“I had no idea he was heading towards us until he was right next to me. I hadn’t seen him climbing up the other end. I had seen someone with a white vest going through the stand and my first thought, stupidly, was, ‘He’s got hair like Raphinha.’ Then it was a case of, ‘Oh my God, he is Raphinha!’.
“It’s pretty much the most surreal moment of my life.
“Since then, these have been non-stop notifications. I was on Raphinha’s Instagram story, on Sky Sports, everywhere. It took me waiting for the train home to understand, the thought that someone who could become a massive superstar was there with us. What made it more special for me was my obsession with Brazil as a kid. I was obsessed with Brazil and my favorite player a million miles growing up was Ronaldo – R9. I’m one of their closest supporters, which also makes the player more special – Leeds and the Brazilian.
A later image of Raphinha kissing Taia, taken by Craig Mercer for MB Media and Getty Images, shows Wright more clearly, just behind the couple in white Leeds shirts with sunglasses tucked into their collars – and there’s O’Connor, bottom left, still hitting the air.
The season just ended has been horrendous for Leeds, a year of decline that cost beloved head coach Marcelo Bielsa his job and nearly cost the club their place in the Premier League after just two years back. after 16 agonizing second and even third tier campaigns. . Still, Sunday created memories for life, making a dreadful campaign almost adorable unlikely.
Raphinha’s appearance against Brentford may be his last for the Yorkshire club, with many summer transfer whispers swirling around, but the image Dennis has of him is romantic, giving off the feel football is meant to inspire.

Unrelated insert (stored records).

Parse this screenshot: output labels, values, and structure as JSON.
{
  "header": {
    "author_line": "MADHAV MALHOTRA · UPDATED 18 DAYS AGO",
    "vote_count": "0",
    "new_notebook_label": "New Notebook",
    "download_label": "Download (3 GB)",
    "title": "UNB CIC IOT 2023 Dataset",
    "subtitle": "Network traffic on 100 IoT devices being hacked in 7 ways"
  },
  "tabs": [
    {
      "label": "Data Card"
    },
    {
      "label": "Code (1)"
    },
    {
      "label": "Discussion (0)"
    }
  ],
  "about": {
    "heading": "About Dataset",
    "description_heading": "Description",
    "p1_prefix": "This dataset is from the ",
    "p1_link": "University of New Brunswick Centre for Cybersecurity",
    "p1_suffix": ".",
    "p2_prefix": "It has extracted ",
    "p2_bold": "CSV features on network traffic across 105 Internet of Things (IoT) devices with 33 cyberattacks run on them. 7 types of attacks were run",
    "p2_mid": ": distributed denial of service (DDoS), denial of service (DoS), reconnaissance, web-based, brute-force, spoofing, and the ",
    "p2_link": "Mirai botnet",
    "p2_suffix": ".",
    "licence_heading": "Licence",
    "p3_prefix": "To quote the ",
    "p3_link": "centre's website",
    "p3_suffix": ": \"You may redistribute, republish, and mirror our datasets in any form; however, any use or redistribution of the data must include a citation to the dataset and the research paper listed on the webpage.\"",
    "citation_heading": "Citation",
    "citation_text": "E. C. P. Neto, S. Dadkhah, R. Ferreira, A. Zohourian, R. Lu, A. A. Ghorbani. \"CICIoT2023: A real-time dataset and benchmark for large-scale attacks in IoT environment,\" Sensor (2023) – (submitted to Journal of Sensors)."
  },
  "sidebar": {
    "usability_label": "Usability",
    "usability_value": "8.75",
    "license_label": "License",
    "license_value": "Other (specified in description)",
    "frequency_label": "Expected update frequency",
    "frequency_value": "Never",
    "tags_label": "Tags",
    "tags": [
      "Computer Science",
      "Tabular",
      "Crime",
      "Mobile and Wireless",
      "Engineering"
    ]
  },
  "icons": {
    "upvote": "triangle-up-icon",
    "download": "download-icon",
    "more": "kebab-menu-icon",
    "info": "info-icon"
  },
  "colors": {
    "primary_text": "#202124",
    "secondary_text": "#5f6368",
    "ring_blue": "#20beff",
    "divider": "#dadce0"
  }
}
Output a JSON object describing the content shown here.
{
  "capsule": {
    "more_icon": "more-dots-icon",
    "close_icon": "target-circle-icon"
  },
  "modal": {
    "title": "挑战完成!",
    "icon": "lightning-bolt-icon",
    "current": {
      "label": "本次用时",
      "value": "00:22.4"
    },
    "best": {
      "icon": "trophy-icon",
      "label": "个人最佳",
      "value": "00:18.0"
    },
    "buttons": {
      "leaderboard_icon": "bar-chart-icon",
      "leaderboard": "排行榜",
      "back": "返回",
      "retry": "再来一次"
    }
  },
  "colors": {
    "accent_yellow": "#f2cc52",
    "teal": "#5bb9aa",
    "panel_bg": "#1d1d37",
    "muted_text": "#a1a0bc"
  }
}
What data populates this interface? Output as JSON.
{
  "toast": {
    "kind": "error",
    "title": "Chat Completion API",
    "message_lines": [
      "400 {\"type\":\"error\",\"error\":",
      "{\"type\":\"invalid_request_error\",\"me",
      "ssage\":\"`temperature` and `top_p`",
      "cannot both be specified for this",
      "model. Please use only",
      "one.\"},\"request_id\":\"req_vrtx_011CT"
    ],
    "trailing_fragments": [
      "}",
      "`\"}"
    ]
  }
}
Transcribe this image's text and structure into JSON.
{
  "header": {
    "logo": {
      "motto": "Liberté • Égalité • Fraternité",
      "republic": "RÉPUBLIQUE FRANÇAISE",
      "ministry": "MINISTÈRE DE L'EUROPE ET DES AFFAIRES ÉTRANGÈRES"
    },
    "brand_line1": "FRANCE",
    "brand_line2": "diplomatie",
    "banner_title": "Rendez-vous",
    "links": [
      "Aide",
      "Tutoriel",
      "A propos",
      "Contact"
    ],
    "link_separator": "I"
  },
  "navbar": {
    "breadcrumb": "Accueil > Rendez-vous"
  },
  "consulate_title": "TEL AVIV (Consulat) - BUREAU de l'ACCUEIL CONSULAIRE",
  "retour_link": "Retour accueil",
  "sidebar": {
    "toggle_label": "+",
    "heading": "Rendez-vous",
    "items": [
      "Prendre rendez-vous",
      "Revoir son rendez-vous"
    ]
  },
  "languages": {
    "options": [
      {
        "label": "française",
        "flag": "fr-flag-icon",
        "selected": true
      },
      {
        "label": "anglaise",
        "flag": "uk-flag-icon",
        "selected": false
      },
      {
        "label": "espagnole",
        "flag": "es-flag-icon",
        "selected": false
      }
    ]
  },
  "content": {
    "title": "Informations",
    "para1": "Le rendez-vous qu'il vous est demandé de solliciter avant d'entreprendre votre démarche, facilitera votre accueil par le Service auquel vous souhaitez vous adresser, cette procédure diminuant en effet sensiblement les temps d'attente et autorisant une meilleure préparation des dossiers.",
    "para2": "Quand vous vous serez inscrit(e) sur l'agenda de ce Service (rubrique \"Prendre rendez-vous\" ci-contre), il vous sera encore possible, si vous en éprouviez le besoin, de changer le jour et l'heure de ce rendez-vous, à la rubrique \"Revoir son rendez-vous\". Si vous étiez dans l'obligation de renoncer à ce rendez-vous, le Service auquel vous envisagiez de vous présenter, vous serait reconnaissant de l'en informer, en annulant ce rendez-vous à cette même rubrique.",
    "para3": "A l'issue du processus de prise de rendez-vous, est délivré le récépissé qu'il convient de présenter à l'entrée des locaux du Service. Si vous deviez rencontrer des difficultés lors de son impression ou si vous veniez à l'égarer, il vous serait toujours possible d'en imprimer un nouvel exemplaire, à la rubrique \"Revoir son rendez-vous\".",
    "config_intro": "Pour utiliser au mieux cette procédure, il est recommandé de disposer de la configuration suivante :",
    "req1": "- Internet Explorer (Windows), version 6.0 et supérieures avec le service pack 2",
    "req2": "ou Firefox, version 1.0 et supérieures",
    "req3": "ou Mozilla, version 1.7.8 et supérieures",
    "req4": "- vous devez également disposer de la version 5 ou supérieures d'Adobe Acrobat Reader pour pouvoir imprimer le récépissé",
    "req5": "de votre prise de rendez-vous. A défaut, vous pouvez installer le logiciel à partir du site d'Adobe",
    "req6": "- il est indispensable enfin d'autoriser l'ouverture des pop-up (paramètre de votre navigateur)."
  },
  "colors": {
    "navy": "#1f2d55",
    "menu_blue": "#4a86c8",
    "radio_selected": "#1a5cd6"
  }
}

O’Connor and Wright both agree that they came out of that tense final day with affection for a year that, until last weekend, everyone from a Leeds persuasion, to a man and a woman, had hated. Their 2021-22 season has become a sports version of Stockholm Syndrome.
“I will 100% remember it for the right reasons now,” O’Connor says. “I didn’t like the match at Brentford. There was a lot of misinformation about what was going on at Burnley (whose result against Newcastle at home Leeds had to be better), what the score was. But in the end, it looks like one of your best days after the club. You can see in the photo what this means to all of us. And Raphinha too.
Wright came home thinking the same thing. “For me, it completely transforms my outlook on the subject,” he says. “It hasn’t been a good season but in the end we had the day at Brentford.”
What followed was Raphinha’s spectacle: the winger on the outside then dragging the length of the pitch on his knees – an apparent thank God for delivering Leeds from relegation. He finished with 11 league goals, and the club’s Player of the Year award can only be his.
“The picture of him, everything appealed to me,” Dennis says. “You have his huge beaming smile, the juxtaposition of the flag spinning around his head, the faces and the reaction around him.
“I had a wide angle lens outside during the game and all you saw were tortured faces. This image is the opposite and on a day like this you are looking for something like that.
Dennis’ only hope is that if Raphinha is destined to sign elsewhere this summer, he signs her a copy of the picture before leaving.
(Top photo: Adrian Dennis/AFP via Getty Images)